Born in Ghazipur, Uttar Pradesh, India, on July 25, 1951, to Sabitri and N. K. Chaudhuri, he was the youngest of four children. Chaudhuri attended Narendrapur Ramakrishna Mission high school in Kolkata (Calcutta), graduating in 1967 with high honors in statewide examinations, and St. Stephen’s College, Delhi University, where he graduated in 1970 with honors in economics at the top of both his class and the university.

He pursued graduate studies at Delhi School of Economics and Columbia University, New York, where he obtained a PhD in economics with his dissertation, “Envy, Distributive Justice, and Social Choice.” His thesis advisers were Nobel Prize­winning economists William Vickery and Edmund Phelps.
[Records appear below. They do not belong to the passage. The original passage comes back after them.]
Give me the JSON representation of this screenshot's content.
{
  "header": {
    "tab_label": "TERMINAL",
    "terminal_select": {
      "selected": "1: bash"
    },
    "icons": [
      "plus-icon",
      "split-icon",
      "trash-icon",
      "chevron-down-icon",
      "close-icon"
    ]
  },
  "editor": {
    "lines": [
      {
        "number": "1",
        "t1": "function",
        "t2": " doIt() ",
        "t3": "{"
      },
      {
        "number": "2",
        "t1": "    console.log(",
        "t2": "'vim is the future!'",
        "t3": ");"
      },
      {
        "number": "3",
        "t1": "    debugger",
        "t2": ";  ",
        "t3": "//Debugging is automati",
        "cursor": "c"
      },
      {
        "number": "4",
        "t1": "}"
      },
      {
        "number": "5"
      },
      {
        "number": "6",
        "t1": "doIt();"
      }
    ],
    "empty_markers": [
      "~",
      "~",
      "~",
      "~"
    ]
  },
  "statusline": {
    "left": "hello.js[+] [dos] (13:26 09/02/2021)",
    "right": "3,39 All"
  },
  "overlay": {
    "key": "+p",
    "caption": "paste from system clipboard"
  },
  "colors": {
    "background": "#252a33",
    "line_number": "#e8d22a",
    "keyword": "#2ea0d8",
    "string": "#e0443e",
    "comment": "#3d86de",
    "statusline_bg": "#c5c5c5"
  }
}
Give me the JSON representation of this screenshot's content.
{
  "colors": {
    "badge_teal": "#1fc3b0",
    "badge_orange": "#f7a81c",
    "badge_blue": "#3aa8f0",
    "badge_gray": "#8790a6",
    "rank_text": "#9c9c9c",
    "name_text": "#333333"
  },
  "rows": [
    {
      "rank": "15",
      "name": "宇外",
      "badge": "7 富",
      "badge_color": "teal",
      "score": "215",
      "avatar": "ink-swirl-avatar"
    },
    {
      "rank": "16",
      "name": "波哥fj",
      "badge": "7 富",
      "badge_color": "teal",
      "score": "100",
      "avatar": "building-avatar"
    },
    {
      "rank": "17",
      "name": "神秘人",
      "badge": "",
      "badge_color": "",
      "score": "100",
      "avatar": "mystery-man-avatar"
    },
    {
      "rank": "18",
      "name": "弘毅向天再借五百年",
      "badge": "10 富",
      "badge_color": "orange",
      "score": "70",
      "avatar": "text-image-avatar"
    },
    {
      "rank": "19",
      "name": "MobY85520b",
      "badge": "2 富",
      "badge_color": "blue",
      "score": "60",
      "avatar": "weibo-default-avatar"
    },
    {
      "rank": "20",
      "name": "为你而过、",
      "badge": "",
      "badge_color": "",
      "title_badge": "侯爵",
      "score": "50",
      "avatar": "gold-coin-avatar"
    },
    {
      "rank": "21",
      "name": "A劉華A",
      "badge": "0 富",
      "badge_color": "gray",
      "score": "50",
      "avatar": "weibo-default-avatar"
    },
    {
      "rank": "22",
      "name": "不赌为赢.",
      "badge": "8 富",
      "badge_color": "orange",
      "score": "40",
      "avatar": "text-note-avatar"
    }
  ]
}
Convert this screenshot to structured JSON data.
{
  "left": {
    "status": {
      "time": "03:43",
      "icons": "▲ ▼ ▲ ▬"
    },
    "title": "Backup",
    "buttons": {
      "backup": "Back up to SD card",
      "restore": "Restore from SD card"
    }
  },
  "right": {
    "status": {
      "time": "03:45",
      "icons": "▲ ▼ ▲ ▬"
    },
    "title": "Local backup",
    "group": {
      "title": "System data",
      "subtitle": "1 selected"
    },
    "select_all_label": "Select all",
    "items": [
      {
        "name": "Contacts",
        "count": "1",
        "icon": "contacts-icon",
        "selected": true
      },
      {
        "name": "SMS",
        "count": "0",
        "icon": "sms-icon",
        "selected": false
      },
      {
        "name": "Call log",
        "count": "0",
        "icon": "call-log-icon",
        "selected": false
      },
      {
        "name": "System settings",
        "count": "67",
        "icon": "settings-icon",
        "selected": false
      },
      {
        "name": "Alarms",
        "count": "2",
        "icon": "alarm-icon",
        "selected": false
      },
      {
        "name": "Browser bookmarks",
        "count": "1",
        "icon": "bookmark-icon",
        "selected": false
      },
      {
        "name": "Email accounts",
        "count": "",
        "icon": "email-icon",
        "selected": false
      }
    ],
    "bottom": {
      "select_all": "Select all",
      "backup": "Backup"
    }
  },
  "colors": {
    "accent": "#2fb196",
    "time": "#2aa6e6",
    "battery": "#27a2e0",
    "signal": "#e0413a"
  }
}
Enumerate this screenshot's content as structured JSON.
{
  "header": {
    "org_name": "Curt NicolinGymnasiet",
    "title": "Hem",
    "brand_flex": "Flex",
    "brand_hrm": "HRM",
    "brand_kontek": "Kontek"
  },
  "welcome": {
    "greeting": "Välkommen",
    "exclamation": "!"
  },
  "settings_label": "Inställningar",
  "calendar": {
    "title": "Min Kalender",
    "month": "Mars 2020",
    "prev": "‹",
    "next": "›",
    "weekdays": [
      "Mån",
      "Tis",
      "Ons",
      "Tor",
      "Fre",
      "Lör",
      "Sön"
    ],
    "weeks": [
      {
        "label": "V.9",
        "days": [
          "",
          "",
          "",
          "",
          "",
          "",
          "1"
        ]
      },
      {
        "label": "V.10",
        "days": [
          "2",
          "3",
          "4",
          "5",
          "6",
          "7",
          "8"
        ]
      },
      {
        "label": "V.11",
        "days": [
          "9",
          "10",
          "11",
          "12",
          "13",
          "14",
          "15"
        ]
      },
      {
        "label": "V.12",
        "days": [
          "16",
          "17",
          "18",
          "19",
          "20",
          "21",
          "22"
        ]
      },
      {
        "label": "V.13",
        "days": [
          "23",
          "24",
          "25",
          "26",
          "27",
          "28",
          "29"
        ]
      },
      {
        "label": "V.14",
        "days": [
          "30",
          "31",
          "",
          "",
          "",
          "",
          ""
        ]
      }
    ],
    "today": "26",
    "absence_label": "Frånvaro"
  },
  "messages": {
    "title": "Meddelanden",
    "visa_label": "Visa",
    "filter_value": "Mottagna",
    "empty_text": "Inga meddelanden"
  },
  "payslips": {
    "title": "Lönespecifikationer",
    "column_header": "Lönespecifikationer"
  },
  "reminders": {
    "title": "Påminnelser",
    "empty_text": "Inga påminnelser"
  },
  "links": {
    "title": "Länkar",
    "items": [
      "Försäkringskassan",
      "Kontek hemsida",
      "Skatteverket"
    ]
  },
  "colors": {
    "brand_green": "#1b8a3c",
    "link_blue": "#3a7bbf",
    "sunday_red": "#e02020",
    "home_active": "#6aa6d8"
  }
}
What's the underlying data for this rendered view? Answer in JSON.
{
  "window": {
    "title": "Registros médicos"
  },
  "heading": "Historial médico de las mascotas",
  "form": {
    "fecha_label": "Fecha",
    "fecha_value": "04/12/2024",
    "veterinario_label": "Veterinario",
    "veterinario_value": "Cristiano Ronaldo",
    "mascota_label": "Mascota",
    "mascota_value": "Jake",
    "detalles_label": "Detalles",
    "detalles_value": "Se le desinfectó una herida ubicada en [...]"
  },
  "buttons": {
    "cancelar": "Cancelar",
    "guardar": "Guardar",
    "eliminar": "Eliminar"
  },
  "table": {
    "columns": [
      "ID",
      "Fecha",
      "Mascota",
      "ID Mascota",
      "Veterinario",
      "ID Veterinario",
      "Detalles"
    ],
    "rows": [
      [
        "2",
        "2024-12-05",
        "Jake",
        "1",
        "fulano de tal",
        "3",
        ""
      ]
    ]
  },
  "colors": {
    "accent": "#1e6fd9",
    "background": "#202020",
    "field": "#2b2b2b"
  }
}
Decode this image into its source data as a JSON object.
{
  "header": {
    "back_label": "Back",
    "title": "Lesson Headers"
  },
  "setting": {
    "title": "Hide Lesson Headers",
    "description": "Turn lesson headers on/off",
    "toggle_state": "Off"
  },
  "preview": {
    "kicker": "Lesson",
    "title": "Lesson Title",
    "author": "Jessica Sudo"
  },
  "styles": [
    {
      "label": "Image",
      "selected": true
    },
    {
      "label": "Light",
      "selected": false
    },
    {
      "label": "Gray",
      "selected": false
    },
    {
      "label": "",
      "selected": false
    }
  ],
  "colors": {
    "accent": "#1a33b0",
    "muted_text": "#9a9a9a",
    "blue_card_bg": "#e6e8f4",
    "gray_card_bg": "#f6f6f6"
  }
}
His areas of specialization were welfare economics, international economics, and the history of economic thought.

He began teaching at Georgetown University in Washington, DC, in 1979. An exceptionally gifted teacher known for his ability to make difficult concepts understandable and relevant to his students’ lives, he was recognized as teacher of the year three times. One of his students rated Chaudhuri as “the real deal,” adding, “His lectures are clear, relevant, and to the point.…Pay attention, dive into the material, and Chaudhuri will maximize your return on the time you invest in the course.”

Chaudhuri taught and lectured internationally, in Vienna, Hanoi, and Doha, Qatar. His writings on international trade, finance, and social welfare appeared in such academic journals as Theory and Decision and Social Choice and Welfare and in The Multinational Corporation in the 1980s, edited by Charles P. Kindleberger and David Audretsch, published by MIT Press in 1983.

A passionate bridge and tennis player and an avid gardener, he leaves behind his wife, Joanne Kinney Smyth, his children, Maya of Atlanta and Neal of Washington, DC, his former wives, Una Chaudhuri of New York and Margaret McBride of Virginia, and his brother, Pradip, and sister, Shibani, of Kolkata.